Collective bargaining in Dade has always worked in such a way that in order for one group to benefit, another group has to get royally screwed. Unfortunately, I happen to be in that unfortunate cohort of teachers that always loses out in every contract. When I asked UTD why their step schedule was so inequitable, their response was “because it encourages longevity.” Apparently the National Center for Teacher Quality came to the opposite conclusion, that protracted salary schedules discourage teachers from remaining in the profession. Let’s look at a couple of images from the NCTQ comparing Miami’s pay structure to Chicago’s. They thought 21 years was a long time to reach the top, imagine what the NCTQ is going to say about how long in takes Miami teachers to reach the top in future reports! Our pay structure is a national embarrassment!

miami vs chicago

Miami Dade time to reach top pay 2012

The illegal removal of grandfathered teachers from the step schedule will save the district hundreds of millions of dollars, while costing mid to late career teachers (teachers with 10-26 years experience) hundreds of thousands of dollars. These are the same teachers who have dedicated their lives to Miami’s children and are the ones responsible for all of the accolades that our Superintendent and School Board like to brag about. Other than the token gesture of a $750 retention supplement, nobody really seems to care about our economic predicament. If you care, and want the opportunity to receive real compensation for financial losses incurred, click here to donate to the grandfathered lawsuit. You can find out more about it here

beightol grandfathered scale

Meanwhile, in another example of UTD’s collective bargaining abilities, the district’s original proposal to mandate collaborative planning for 90 minutes a month (some of which could be in lieu of faculty meetings) actually ended up being much worse after negotiations than before. The amount of minutes increased to 120 and the “in lieu of faculty meetings” language disappeared. Click here to read the district’s latest proposal.


Although nobody knows exactly what the United Teachers of Dade and Miami Dade County Public Schools will come to an agreement on for MDCPS employees for the 2017-18 school year, it will certainly be much less than what we are worth.
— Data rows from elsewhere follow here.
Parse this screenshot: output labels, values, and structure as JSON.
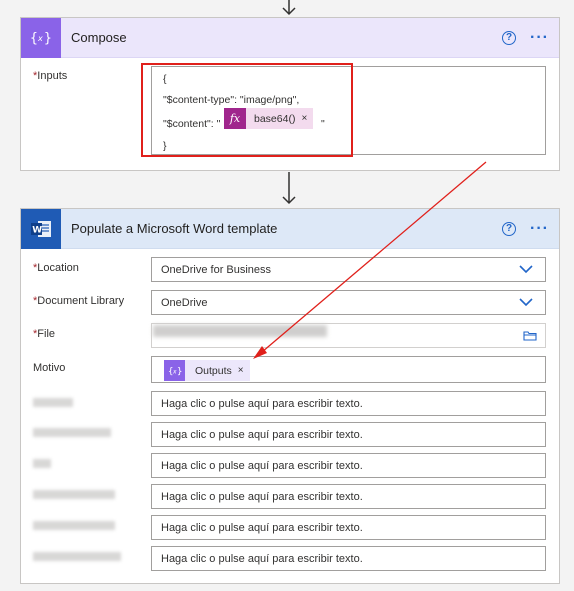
{
  "compose": {
    "title": "Compose",
    "help_glyph": "?",
    "more_glyph": "···",
    "inputs_label": "Inputs",
    "required_mark": "*",
    "code": {
      "open_brace": "{",
      "content_type_line": "\"$content-type\":  \"image/png\",",
      "content_key": "\"$content\": \"",
      "content_suffix": "\"",
      "close_brace": "}"
    },
    "expression_token": {
      "icon": "fx",
      "label": "base64()",
      "remove": "×"
    }
  },
  "word": {
    "title": "Populate a Microsoft Word template",
    "help_glyph": "?",
    "more_glyph": "···",
    "required_mark": "*",
    "location": {
      "label": "Location",
      "value": "OneDrive for Business"
    },
    "library": {
      "label": "Document Library",
      "value": "OneDrive"
    },
    "file": {
      "label": "File"
    },
    "motivo": {
      "label": "Motivo",
      "token_label": "Outputs",
      "token_remove": "×"
    },
    "placeholder_fields": [
      {
        "placeholder": "Haga clic o pulse aquí para escribir texto."
      },
      {
        "placeholder": "Haga clic o pulse aquí para escribir texto."
      },
      {
        "placeholder": "Haga clic o pulse aquí para escribir texto."
      },
      {
        "placeholder": "Haga clic o pulse aquí para escribir texto."
      },
      {
        "placeholder": "Haga clic o pulse aquí para escribir texto."
      },
      {
        "placeholder": "Haga clic o pulse aquí para escribir texto."
      }
    ]
  },
  "colors": {
    "compose_accent": "#8a63e8",
    "word_accent": "#1f5bb5",
    "annotation_red": "#e0201b",
    "expression_accent": "#a0268d"
  }
}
If you would like to be involved in organizing efforts around the contract and contributing your school’s contract vote tally to an anonymous survey, join the MDCPS Employees You are Worth More Facebook group, visit the Miami Educator Facebook page, or follow this blog to get automatic updates.


***Special thank you to all of you that contributed images that were posted on this blog. If you want to make your own memes, this site makes it super fast and easy. ****